WHAT IS EXPECTED: Excluding pictures, give the entries again exactly as they appear.

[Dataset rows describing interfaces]
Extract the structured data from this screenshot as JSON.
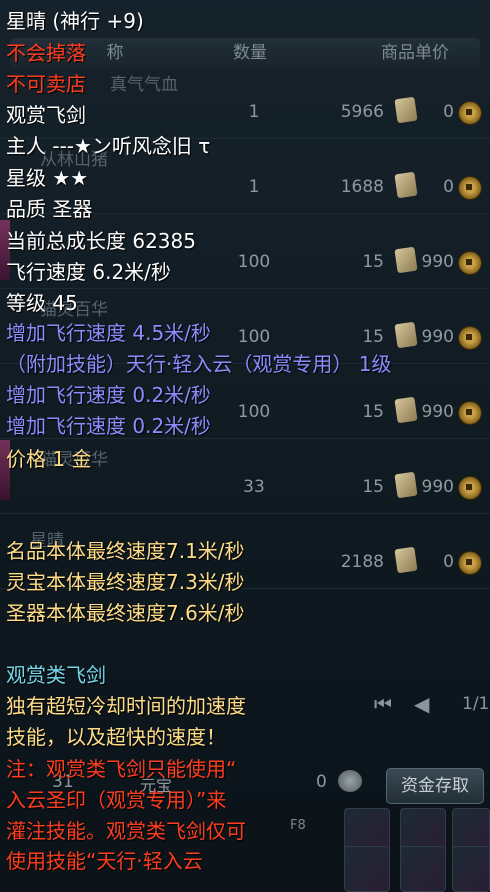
{
  "shop": {
    "headers": {
      "name": "称",
      "qty": "数量",
      "unit_price": "商品单价"
    },
    "rows": [
      {
        "name": "真气气血",
        "qty": "1",
        "price": "5966",
        "coin": "0"
      },
      {
        "name": "从林山猪",
        "qty": "1",
        "price": "1688",
        "coin": "0"
      },
      {
        "name": "",
        "qty": "100",
        "price": "15",
        "coin": "990"
      },
      {
        "name": "猫灵百华",
        "qty": "100",
        "price": "15",
        "coin": "990"
      },
      {
        "name": "",
        "qty": "100",
        "price": "15",
        "coin": "990"
      },
      {
        "name": "猫灵百华",
        "qty": "33",
        "price": "15",
        "coin": "990"
      },
      {
        "name": "星晴",
        "qty": "",
        "price": "2188",
        "coin": "0"
      }
    ],
    "pager": {
      "page": "1/1"
    },
    "bottom": {
      "left_num": "31",
      "currency_label": "元宝",
      "zero": "0",
      "deposit_label": "资金存取",
      "slot_hint": "F8"
    }
  },
  "tooltip": {
    "title": "星晴 (神行 +9)",
    "no_drop": "不会掉落",
    "no_sell": "不可卖店",
    "category": "观赏飞剑",
    "owner": "主人 ---★ン听风念旧 τ",
    "star_level": "星级 ★★",
    "quality": "品质 圣器",
    "growth": "当前总成长度 62385",
    "flight_speed": "飞行速度 6.2米/秒",
    "level": "等级 45",
    "bonus_speed_1": "增加飞行速度 4.5米/秒",
    "skill": "（附加技能）天行·轻入云（观赏专用） 1级",
    "bonus_speed_2": "增加飞行速度 0.2米/秒",
    "bonus_speed_3": "增加飞行速度 0.2米/秒",
    "price": "价格 1 金",
    "final_speeds": [
      "名品本体最终速度7.1米/秒",
      "灵宝本体最终速度7.3米/秒",
      "圣器本体最终速度7.6米/秒"
    ],
    "type_header": "观赏类飞剑",
    "desc_lines": [
      "独有超短冷却时间的加速度",
      "技能，以及超快的速度！"
    ],
    "note_lines": [
      "注：观赏类飞剑只能使用“",
      "入云圣印（观赏专用）”来",
      "灌注技能。观赏类飞剑仅可",
      "使用技能“天行·轻入云"
    ]
  }
}
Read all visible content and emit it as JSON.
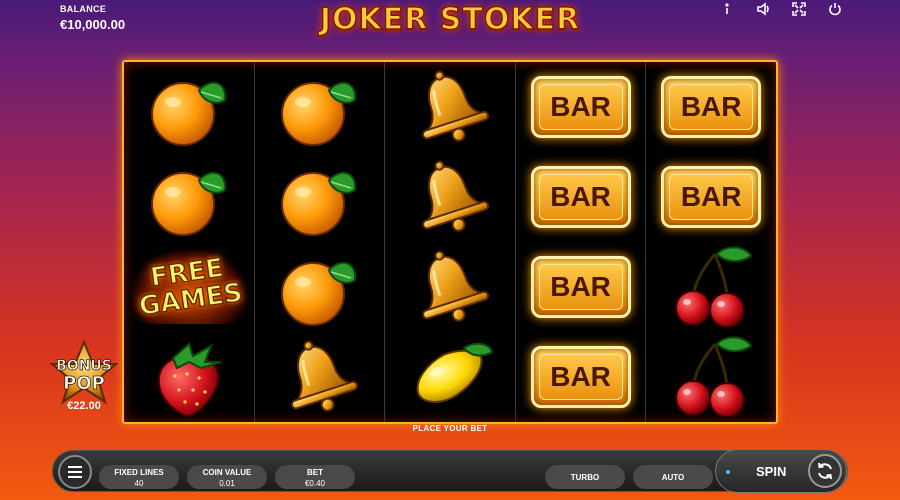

YOUR RESPONSE:
Extract the structured data from this screenshot as JSON.
{
  "shop": {
    "headers": {
      "name": "称",
      "qty": "数量",
      "unit_price": "商品单价"
    },
    "rows": [
      {
        "name": "真气气血",
        "qty": "1",
        "price": "5966",
        "coin": "0"
      },
      {
        "name": "从林山猪",
        "qty": "1",
        "price": "1688",
        "coin": "0"
      },
      {
        "name": "",
        "qty": "100",
        "price": "15",
        "coin": "990"
      },
      {
        "name": "猫灵百华",
        "qty": "100",
        "price": "15",
        "coin": "990"
      },
      {
        "name": "",
        "qty": "100",
        "price": "15",
        "coin": "990"
      },
      {
        "name": "猫灵百华",
        "qty": "33",
        "price": "15",
        "coin": "990"
      },
      {
        "name": "星晴",
        "qty": "",
        "price": "2188",
        "coin": "0"
      }
    ],
    "pager": {
      "page": "1/1"
    },
    "bottom": {
      "left_num": "31",
      "currency_label": "元宝",
      "zero": "0",
      "deposit_label": "资金存取",
      "slot_hint": "F8"
    }
  },
  "tooltip": {
    "title": "星晴 (神行 +9)",
    "no_drop": "不会掉落",
    "no_sell": "不可卖店",
    "category": "观赏飞剑",
    "owner": "主人 ---★ン听风念旧 τ",
    "star_level": "星级 ★★",
    "quality": "品质 圣器",
    "growth": "当前总成长度 62385",
    "flight_speed": "飞行速度 6.2米/秒",
    "level": "等级 45",
    "bonus_speed_1": "增加飞行速度 4.5米/秒",
    "skill": "（附加技能）天行·轻入云（观赏专用） 1级",
    "bonus_speed_2": "增加飞行速度 0.2米/秒",
    "bonus_speed_3": "增加飞行速度 0.2米/秒",
    "price": "价格 1 金",
    "final_speeds": [
      "名品本体最终速度7.1米/秒",
      "灵宝本体最终速度7.3米/秒",
      "圣器本体最终速度7.6米/秒"
    ],
    "type_header": "观赏类飞剑",
    "desc_lines": [
      "独有超短冷却时间的加速度",
      "技能，以及超快的速度！"
    ],
    "note_lines": [
      "注：观赏类飞剑只能使用“",
      "入云圣印（观赏专用）”来",
      "灌注技能。观赏类飞剑仅可",
      "使用技能“天行·轻入云"
    ]
  }
}
Read all visible content and emit it as JSON.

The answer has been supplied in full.